We’ve all seen the press stories about final year medical and nursing students graduating early, and immediately starting work to help in the coronavirus pandemic. Medicine in particular is a 5-year long degree, and it’s only the final year students who have been put to work early. Students in other years of their medical degree are still learning online, but many have come up with other innovative ways of using their skills to assist the NHS.


Benefits of Medical Students

Medical students, and students of other professions such as teaching or nursing, have a unique advantage over other students. People wishing to enrol on any course which leads to a “regulated activity” profession needs an enhanced disclosure check before starting to study. This doesn’t just include the medical profession, but other related professions such as opticians, physiotherapists or student teachers. As the main barrier to starting in a volunteer role with the NHS is often getting clearance from the DBS, medical and other students are valuable as they can start work immediately.


Manchester NHS Supporters

One of the biggest volunteer projects was set up by a group of medical students in Manchester and has since expanded into several other large cities. Manchester medical students are taking on a variety of tasks such as providing childcare for health professionals who are unable to use regular childminders or nurseries, collecting groceries for people who are shielding, or providing admin or reception support for GP surgeries. None of this work is paid, and it relieves pressure on the NHS in ways other than working on the front line.


Getting Involved

It’s not just people who already have an enhanced disclosure in place who are being recruited as volunteers to help their community. Across the country, community volunteers are helping with tasks such as collecting prescriptions or even just calling isolated people to chat on the phone. Many groups are running independently and have no requirement to check the criminal records of people who are volunteering to help. If volunteers are part of a group set up by the NHS, different rules apply. The NHS will recruit for specific roles, and the level of contact the volunteer is having with vulnerable groups will determine the type of disclosure needed.


Free, Fast-Tracked Disclosure Checks

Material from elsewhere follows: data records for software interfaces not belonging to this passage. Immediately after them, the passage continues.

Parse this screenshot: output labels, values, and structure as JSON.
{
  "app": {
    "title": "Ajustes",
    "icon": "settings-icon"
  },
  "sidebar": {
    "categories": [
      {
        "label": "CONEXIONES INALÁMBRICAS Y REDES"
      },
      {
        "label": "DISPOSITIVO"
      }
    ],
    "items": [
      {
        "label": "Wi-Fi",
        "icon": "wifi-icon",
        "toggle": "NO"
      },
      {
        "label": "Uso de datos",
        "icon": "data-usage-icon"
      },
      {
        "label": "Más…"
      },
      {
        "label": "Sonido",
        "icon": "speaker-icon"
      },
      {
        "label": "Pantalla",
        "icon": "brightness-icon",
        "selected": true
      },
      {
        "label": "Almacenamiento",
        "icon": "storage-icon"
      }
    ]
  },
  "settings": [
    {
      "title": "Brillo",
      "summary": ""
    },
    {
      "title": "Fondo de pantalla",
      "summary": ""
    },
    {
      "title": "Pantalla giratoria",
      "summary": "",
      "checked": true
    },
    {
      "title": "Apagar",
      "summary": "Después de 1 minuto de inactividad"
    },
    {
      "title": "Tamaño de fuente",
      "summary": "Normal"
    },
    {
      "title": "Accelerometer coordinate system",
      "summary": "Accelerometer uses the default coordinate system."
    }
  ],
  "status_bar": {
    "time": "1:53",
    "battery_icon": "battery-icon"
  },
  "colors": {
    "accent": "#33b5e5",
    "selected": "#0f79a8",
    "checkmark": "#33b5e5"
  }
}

Most volunteers get free DBS checks as a matter of course, in order to recognise their unpaid contribution. This rule has not changed and has been extended. Currently, anyone applying to work in the NHS or care sector, whether paid or unpaid, does not pay for a DBS check. There is also a new option to fast-track an answer from the Barring Service, pending a full DBS check. This involves an initial search of the Barred Lists only, to see whether the applicant’s name appears on the blocked list. Applicants can expect an answer in around 48 hours and can then start in their volunteer role straight away. The full disclosure certificate will follow in the post at a later date.